There, I was welcomed, but my uncle was often away—looking for missing family or trying to find work. When he was gone, I returned to the streets. I lived on and off there for almost a year. But one night, four adults approached me and said they were there to rescue me. With my uncle’s reluctant blessing, they brought me to an orphanage. 

At the orphanage, I received food, shelter, and an education. And for the next 10 years, I was clothed and cared for, but I was disconnected from the community and missed my family dearly. I lived within this tension—between gratefulness for what I had and a deep longing for what I didn’t, my family. 

When my uncle came to visit, he was told I wasn’t allowed to see him. At the time, it was thought a clean separation from family was best for us kids. But I’d wait near the fence line for my uncle to visit so I could secretly talk to him, never failing to ask about news of my mother. Eventually, I learned she was alive, and I asked if I could see her. 

Our much-delayed meeting was full of tears and joy, laughter and grief. She told me how she’d come to the orphanage before. But, not speaking the language of the city I was in, she was unable to explain well her connection to me, or how I even got there—because she didn’t really know. The guards told her I was well taken care of and that she should continue praying for me. After her third unsuccessful and heartbreaking attempt to visit, she simply stopped coming. 

The tragedy on top of the trauma is that everyone in charge knew I had a family who wanted me. 

Did You Know? 

Poverty and lack of resources, not a lack of family, drive most children into residential care facilities, like orphanages and children’s homes. My circumstances were not unique. Many of my peers were similarly separated from or reluctantly surrendered by their families. It’s easy for an orphanage in a poor country to become an unfortunate but viable alternative for families who are struggling. 
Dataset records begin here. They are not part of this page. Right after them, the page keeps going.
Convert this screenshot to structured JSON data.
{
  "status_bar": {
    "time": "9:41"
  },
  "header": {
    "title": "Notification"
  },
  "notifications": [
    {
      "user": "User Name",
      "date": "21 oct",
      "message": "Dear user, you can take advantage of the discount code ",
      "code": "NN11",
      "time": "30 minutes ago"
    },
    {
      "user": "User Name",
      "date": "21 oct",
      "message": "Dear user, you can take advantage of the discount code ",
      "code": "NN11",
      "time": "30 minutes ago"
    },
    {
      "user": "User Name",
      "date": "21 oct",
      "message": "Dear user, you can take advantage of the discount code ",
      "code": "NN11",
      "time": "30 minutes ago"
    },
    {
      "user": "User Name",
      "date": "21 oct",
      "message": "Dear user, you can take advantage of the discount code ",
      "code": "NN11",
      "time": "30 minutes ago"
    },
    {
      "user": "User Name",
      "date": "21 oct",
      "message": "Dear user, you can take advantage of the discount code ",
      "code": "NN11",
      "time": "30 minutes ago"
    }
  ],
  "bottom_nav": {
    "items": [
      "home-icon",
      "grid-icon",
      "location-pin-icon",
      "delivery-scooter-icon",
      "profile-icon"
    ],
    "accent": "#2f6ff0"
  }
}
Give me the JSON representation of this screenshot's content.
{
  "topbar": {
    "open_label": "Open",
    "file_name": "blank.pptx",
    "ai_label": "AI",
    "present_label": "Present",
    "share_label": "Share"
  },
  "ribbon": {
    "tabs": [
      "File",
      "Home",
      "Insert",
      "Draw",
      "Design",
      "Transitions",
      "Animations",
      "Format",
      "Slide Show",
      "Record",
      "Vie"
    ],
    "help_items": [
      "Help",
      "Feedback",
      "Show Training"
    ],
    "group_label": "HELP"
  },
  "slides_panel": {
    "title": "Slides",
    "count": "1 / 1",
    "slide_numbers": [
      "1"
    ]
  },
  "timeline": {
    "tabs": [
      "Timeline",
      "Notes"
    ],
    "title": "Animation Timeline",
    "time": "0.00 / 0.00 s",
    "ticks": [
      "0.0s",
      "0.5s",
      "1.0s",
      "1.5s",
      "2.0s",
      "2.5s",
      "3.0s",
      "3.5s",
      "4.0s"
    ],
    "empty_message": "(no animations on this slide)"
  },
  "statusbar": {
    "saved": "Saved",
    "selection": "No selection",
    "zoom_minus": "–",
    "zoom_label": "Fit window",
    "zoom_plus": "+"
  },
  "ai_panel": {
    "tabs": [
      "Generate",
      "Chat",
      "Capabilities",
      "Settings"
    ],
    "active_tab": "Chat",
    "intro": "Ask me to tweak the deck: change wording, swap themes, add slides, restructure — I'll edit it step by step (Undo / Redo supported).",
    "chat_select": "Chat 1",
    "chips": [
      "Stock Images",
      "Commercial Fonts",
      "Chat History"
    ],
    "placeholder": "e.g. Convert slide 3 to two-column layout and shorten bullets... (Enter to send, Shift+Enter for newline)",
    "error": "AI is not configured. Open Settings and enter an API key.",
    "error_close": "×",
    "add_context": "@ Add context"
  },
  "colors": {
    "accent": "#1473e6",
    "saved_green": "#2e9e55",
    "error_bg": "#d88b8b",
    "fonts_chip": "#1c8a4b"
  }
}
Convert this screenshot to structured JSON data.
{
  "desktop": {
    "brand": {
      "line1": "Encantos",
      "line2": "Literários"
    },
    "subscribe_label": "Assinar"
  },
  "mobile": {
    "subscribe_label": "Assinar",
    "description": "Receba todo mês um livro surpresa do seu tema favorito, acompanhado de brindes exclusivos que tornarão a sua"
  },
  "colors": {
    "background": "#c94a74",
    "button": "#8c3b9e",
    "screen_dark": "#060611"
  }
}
Outside of Sierra Leone, my story isn’t uncommon either. Four out of five children worldwide who live in residential settings like I did have at least one living parent. The remaining children typically have extended family members who are willing to take them in, but those relatives might not have the ability or capacity to do that on their own.